GamesBeat: You keep saying yourself that if somebody told you about this, you would be skeptical of it. Is that a concern of yours, that the fighting game community is sometimes a bit traditionalist and this might be a hard sell for them?

Killian: Absolutely it’s a hard sell for them. Traditionalist is the nicest possible way to put it. As a fighting game guy for a long time, I appreciate your very politic description of that worry. But yeah, that directly is a big part of why — there’s a lot of things that everybody has told us are really bad ideas about this game. Maybe they’re right. But so far our playtests have borne it out. Another thing people have told us is it’s a really bad idea to announce the game and then release it a week after that. The reason I wanted to do that is, one, I’m confident that it’s fun and that there’s a real game there.

Anybody who builds fighting games will tell you, being honest, that you don’t always know. You can tell whether it’s fun, whether there’s something basically there, but you can’t see how it’s going to develop until you start getting it into people’s hands. For us, you’re right, the immediate Internet reaction to this I expect to be very broadly negative. “It’ll never work, this is the stupidest idea I ever heard.” I actually enjoy arguing with people on the Internet, as many people know. So rather than argue with people on the Internet, I’d rather just say, hey, here’s my game. Please play it. Everything you think might be true, but you can find out for yourself. You don’t have to take my word for it.

Also, as far as tearing down the barriers for competition, that’s also why the game is free. We have a free game, a game where we’ve worked hard on the online, trying to make it as amazing as we can. We’re really happy with where that’s at. We’ve also got a game where you’re not going to have to spend months practicing just to be able to play the basic game. You’ll be playing the game very quickly. Whether you actually win at the game is a separate question, but you’re not going to be missing moves left and right. You’ll be making bad decisions left and right.

It's not a fighting game without balls of energy.

Above: It’s not a fighting game without balls of energy.

Image Credit: Radiant Entertainment

GamesBeat: It’s a free game. What are people paying for? Are they paying for characters?

GamesBeat Summit - It's a time of change in the game industry. Hosted online April 28-29.

Killian: Right now you pay for absolutely nothing. Everything is free. We’re not even going to have a store. I don’t know. It depends when we finish it. For the first six months, I would guess, we won’t have anything to sell at all. But when we look at games we were inspired by, things like Dota — when you say free-to-play, it has such a wide range, and it’s been crapped on by so many terrible practices with games. I don’t even want to say those words. I say, let’s just talk about the people who are doing it right.

Our business is going to be basically cosmetic. Lipstick on robots, obviously, but you get the idea. Games like Dota have shown us that if you build a fun game that attracts a community, you can have a real business doing it that way. If you don’t, well, people don’t like your game. That’s what separates you. You’re not owed a business. That’s on us. But that’s what we want to do. You’ll never have to pay to play.

GamesBeat: You say there will be no in-game shop for six months. How are you guys going to make any money?
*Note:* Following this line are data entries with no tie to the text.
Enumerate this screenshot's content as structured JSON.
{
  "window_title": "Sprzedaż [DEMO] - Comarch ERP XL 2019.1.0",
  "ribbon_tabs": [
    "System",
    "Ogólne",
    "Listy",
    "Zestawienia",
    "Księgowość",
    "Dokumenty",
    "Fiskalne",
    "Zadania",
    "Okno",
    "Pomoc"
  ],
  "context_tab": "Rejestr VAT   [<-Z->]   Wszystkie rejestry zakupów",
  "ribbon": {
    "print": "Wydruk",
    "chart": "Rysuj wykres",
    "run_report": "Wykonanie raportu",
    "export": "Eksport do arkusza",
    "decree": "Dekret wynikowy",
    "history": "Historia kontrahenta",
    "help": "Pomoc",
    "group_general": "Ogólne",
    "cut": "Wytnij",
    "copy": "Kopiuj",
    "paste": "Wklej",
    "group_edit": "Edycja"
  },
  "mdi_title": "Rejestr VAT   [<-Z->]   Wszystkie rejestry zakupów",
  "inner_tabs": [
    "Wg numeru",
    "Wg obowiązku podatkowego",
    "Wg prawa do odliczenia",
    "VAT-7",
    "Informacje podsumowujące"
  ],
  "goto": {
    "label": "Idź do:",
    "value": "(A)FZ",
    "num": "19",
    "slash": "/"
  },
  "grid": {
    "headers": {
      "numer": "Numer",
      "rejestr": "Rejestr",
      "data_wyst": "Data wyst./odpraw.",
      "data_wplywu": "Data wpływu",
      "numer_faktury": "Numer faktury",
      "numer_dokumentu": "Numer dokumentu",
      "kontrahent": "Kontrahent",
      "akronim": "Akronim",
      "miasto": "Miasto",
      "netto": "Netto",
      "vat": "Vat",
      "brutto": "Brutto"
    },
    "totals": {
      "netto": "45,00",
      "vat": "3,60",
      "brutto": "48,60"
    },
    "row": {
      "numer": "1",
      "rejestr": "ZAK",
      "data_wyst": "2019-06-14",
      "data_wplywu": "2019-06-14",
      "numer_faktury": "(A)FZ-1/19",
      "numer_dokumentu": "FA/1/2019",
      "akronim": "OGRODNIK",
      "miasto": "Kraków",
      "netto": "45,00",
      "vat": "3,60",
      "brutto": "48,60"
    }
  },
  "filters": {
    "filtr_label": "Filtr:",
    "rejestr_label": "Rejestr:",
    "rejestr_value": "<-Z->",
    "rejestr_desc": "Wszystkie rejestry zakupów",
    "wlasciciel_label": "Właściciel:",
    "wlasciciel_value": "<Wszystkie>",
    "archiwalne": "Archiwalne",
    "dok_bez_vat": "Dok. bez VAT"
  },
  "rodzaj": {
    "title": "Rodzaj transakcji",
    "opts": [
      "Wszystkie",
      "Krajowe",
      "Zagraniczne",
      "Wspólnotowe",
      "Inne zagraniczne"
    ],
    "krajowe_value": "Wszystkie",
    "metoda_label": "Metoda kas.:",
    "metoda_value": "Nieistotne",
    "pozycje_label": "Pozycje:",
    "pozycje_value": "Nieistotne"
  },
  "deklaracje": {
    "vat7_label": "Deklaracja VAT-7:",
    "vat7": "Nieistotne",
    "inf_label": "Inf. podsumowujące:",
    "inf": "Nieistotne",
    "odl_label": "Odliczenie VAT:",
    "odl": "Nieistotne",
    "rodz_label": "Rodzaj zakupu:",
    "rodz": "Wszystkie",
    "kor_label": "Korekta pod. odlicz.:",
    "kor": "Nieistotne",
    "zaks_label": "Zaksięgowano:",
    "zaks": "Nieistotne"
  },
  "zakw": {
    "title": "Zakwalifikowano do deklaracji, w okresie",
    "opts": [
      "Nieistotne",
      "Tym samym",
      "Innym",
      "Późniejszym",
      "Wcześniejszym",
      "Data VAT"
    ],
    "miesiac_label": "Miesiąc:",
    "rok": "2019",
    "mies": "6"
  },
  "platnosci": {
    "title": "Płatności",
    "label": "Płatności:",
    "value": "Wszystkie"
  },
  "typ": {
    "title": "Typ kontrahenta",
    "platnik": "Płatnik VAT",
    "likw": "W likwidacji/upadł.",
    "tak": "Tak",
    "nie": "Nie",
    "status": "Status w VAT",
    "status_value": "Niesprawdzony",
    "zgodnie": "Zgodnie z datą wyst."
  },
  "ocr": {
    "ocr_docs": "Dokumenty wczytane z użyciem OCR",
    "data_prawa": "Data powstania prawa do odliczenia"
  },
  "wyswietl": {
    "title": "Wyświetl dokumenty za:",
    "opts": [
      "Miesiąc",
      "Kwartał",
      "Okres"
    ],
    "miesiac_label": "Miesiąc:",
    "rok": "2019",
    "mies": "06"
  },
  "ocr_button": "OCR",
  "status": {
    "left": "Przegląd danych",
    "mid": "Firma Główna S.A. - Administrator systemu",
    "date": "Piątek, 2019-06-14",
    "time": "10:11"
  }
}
Killian: We won’t.

GamesBeat: That sounds like a horrible business plan.

Killian: We’ll put up a Patreon page or something like that. (laughs) But no, the first six months we’re really going to spend — we want to get feedback from people on their experience with the game and make sure the online works. Online has been great for us, but as you add people, you need to make sure that scales. We have some super talented engineers who we’re extremely lucky to have. Some straight from Google, who we really can’t afford to pay what they’re worth, but they want to make games. So we’re lucky to have world-class network engineers. But the way to build those systems is to let people in to start playing with it and fix things as they come up. We’re confident in what we have now, but you never really know until you turn it on.

We just want to get the game in people’s hands and convince them that it’s not just some bullshit alpha. We know the game’s not done. We’ll be sending the game out, and only two of the characters have finished textures. For a major studio, someone would get fired for leaking something that looked like this. But we’re cool with it. We just want people to play and tell us what they think and try to make the game and the online experience as good as we can. At that point, if we feel like we’ve got enough here for people, then we’ll turn on a store with cosmetics and things like that. Until that point, we don’t want to ask anybody for their money. Even then, we’ll let you pay us money, but you don’t have to. You can play free forever. I just want people to play the game and have a chance to have that kind of experience that’s been so important to me.